▸ **Exercise requirements**:
Each line of the listing below should be restated word for word.

=== Extracted information ===

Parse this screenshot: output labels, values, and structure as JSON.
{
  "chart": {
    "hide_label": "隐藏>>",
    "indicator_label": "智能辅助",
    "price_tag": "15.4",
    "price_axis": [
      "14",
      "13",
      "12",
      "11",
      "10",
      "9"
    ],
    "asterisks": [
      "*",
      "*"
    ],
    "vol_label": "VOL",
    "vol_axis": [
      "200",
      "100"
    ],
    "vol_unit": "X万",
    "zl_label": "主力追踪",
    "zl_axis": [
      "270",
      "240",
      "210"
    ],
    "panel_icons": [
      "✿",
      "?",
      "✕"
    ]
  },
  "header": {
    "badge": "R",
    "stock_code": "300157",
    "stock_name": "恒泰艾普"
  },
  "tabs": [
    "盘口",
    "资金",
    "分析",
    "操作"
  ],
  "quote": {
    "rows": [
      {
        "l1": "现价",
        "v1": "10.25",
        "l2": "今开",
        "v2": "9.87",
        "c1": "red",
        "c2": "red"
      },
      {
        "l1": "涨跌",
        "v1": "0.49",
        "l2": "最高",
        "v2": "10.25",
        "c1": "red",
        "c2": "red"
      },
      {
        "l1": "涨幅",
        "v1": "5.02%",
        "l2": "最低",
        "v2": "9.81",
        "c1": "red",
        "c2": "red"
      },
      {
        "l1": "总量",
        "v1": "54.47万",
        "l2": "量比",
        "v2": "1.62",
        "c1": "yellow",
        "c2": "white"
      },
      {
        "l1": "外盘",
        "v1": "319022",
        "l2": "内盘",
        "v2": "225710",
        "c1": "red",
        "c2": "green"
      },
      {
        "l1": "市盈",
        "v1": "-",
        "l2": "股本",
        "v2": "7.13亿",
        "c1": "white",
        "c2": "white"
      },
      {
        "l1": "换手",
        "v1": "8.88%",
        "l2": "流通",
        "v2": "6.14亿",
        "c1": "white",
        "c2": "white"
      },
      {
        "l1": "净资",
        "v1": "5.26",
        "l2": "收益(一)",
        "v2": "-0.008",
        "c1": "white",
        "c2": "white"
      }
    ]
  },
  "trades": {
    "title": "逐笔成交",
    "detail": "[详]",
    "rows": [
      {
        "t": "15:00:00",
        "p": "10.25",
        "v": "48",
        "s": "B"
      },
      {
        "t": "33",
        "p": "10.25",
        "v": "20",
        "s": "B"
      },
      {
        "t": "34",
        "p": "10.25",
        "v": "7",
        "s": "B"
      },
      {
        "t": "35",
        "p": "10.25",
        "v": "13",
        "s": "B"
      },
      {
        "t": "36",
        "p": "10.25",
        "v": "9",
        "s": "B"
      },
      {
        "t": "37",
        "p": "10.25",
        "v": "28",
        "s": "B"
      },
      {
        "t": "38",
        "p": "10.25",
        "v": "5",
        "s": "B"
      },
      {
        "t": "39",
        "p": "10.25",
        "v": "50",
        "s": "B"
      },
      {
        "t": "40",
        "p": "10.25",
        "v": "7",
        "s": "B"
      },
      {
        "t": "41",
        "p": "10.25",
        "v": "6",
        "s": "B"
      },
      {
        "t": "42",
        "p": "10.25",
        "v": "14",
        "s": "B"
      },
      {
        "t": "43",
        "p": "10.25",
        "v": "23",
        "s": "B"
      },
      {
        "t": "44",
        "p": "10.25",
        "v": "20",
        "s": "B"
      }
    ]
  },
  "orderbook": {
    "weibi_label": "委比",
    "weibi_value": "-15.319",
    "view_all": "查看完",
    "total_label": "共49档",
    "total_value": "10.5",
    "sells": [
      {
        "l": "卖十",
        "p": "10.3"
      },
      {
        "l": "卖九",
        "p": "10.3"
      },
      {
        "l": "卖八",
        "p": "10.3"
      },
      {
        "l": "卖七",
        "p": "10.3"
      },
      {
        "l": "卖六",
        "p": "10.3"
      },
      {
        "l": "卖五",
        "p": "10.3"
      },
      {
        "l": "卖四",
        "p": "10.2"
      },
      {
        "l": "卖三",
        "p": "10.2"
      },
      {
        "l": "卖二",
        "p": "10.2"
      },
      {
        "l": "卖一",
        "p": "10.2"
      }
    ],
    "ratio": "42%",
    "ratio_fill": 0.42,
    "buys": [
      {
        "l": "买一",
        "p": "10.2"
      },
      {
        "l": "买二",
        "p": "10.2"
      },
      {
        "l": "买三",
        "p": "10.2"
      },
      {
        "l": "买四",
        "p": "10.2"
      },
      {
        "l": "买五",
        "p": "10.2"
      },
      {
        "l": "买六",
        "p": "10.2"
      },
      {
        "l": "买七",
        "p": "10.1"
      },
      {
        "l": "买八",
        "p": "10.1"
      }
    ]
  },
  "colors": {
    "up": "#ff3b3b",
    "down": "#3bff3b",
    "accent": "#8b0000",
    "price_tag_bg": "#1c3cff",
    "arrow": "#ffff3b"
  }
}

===

▸ **Solution for this task**:
Parse this screenshot: output labels, values, and structure as JSON.
{
  "chart": {
    "hide_label": "隐藏>>",
    "indicator_label": "智能辅助",
    "price_tag": "15.4",
    "price_axis": [
      "14",
      "13",
      "12",
      "11",
      "10",
      "9"
    ],
    "asterisks": [
      "*",
      "*"
    ],
    "vol_label": "VOL",
    "vol_axis": [
      "200",
      "100"
    ],
    "vol_unit": "X万",
    "zl_label": "主力追踪",
    "zl_axis": [
      "270",
      "240",
      "210"
    ],
    "panel_icons": [
      "✿",
      "?",
      "✕"
    ]
  },
  "header": {
    "badge": "R",
    "stock_code": "300157",
    "stock_name": "恒泰艾普"
  },
  "tabs": [
    "盘口",
    "资金",
    "分析",
    "操作"
  ],
  "quote": {
    "rows": [
      {
        "l1": "现价",
        "v1": "10.25",
        "l2": "今开",
        "v2": "9.87",
        "c1": "red",
        "c2": "red"
      },
      {
        "l1": "涨跌",
        "v1": "0.49",
        "l2": "最高",
        "v2": "10.25",
        "c1": "red",
        "c2": "red"
      },
      {
        "l1": "涨幅",
        "v1": "5.02%",
        "l2": "最低",
        "v2": "9.81",
        "c1": "red",
        "c2": "red"
      },
      {
        "l1": "总量",
        "v1": "54.47万",
        "l2": "量比",
        "v2": "1.62",
        "c1": "yellow",
        "c2": "white"
      },
      {
        "l1": "外盘",
        "v1": "319022",
        "l2": "内盘",
        "v2": "225710",
        "c1": "red",
        "c2": "green"
      },
      {
        "l1": "市盈",
        "v1": "-",
        "l2": "股本",
        "v2": "7.13亿",
        "c1": "white",
        "c2": "white"
      },
      {
        "l1": "换手",
        "v1": "8.88%",
        "l2": "流通",
        "v2": "6.14亿",
        "c1": "white",
        "c2": "white"
      },
      {
        "l1": "净资",
        "v1": "5.26",
        "l2": "收益(一)",
        "v2": "-0.008",
        "c1": "white",
        "c2": "white"
      }
    ]
  },
  "trades": {
    "title": "逐笔成交",
    "detail": "[详]",
    "rows": [
      {
        "t": "15:00:00",
        "p": "10.25",
        "v": "48",
        "s": "B"
      },
      {
        "t": "33",
        "p": "10.25",
        "v": "20",
        "s": "B"
      },
      {
        "t": "34",
        "p": "10.25",
        "v": "7",
        "s": "B"
      },
      {
        "t": "35",
        "p": "10.25",
        "v": "13",
        "s": "B"
      },
      {
        "t": "36",
        "p": "10.25",
        "v": "9",
        "s": "B"
      },
      {
        "t": "37",
        "p": "10.25",
        "v": "28",
        "s": "B"
      },
      {
        "t": "38",
        "p": "10.25",
        "v": "5",
        "s": "B"
      },
      {
        "t": "39",
        "p": "10.25",
        "v": "50",
        "s": "B"
      },
      {
        "t": "40",
        "p": "10.25",
        "v": "7",
        "s": "B"
      },
      {
        "t": "41",
        "p": "10.25",
        "v": "6",
        "s": "B"
      },
      {
        "t": "42",
        "p": "10.25",
        "v": "14",
        "s": "B"
      },
      {
        "t": "43",
        "p": "10.25",
        "v": "23",
        "s": "B"
      },
      {
        "t": "44",
        "p": "10.25",
        "v": "20",
        "s": "B"
      }
    ]
  },
  "orderbook": {
    "weibi_label": "委比",
    "weibi_value": "-15.319",
    "view_all": "查看完",
    "total_label": "共49档",
    "total_value": "10.5",
    "sells": [
      {
        "l": "卖十",
        "p": "10.3"
      },
      {
        "l": "卖九",
        "p": "10.3"
      },
      {
        "l": "卖八",
        "p": "10.3"
      },
      {
        "l": "卖七",
        "p": "10.3"
      },
      {
        "l": "卖六",
        "p": "10.3"
      },
      {
        "l": "卖五",
        "p": "10.3"
      },
      {
        "l": "卖四",
        "p": "10.2"
      },
      {
        "l": "卖三",
        "p": "10.2"
      },
      {
        "l": "卖二",
        "p": "10.2"
      },
      {
        "l": "卖一",
        "p": "10.2"
      }
    ],
    "ratio": "42%",
    "ratio_fill": 0.42,
    "buys": [
      {
        "l": "买一",
        "p": "10.2"
      },
      {
        "l": "买二",
        "p": "10.2"
      },
      {
        "l": "买三",
        "p": "10.2"
      },
      {
        "l": "买四",
        "p": "10.2"
      },
      {
        "l": "买五",
        "p": "10.2"
      },
      {
        "l": "买六",
        "p": "10.2"
      },
      {
        "l": "买七",
        "p": "10.1"
      },
      {
        "l": "买八",
        "p": "10.1"
      }
    ]
  },
  "colors": {
    "up": "#ff3b3b",
    "down": "#3bff3b",
    "accent": "#8b0000",
    "price_tag_bg": "#1c3cff",
    "arrow": "#ffff3b"
  }
}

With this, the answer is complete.